:: TO DO ::
Only the number is requested. Tally the lines of the data that hold the string "text".

-=-=-=-=-

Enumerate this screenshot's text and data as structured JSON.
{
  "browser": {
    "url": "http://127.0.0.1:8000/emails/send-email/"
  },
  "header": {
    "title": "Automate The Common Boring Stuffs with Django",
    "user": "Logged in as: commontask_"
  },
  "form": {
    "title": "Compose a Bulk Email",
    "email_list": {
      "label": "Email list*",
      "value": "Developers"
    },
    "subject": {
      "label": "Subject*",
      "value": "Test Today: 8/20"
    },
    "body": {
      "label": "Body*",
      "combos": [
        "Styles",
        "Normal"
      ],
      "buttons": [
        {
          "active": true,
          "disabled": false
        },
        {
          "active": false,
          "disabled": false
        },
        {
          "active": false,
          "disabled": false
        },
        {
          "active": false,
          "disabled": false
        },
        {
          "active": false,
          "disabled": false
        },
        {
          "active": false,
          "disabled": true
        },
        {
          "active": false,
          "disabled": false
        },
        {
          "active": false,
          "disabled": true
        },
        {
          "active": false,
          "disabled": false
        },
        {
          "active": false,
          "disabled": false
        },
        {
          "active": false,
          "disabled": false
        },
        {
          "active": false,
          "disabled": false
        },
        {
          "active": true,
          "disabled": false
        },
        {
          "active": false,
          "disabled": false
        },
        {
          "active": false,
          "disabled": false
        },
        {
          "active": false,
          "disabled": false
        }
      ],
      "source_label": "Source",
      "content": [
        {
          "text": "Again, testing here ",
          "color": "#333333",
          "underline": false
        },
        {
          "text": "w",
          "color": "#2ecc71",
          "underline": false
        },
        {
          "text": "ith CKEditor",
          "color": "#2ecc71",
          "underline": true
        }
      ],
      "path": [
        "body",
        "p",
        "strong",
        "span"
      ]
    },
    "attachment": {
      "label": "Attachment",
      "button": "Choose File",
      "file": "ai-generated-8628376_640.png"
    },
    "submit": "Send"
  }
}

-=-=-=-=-

:: EXERCISE SOLUTION ::
4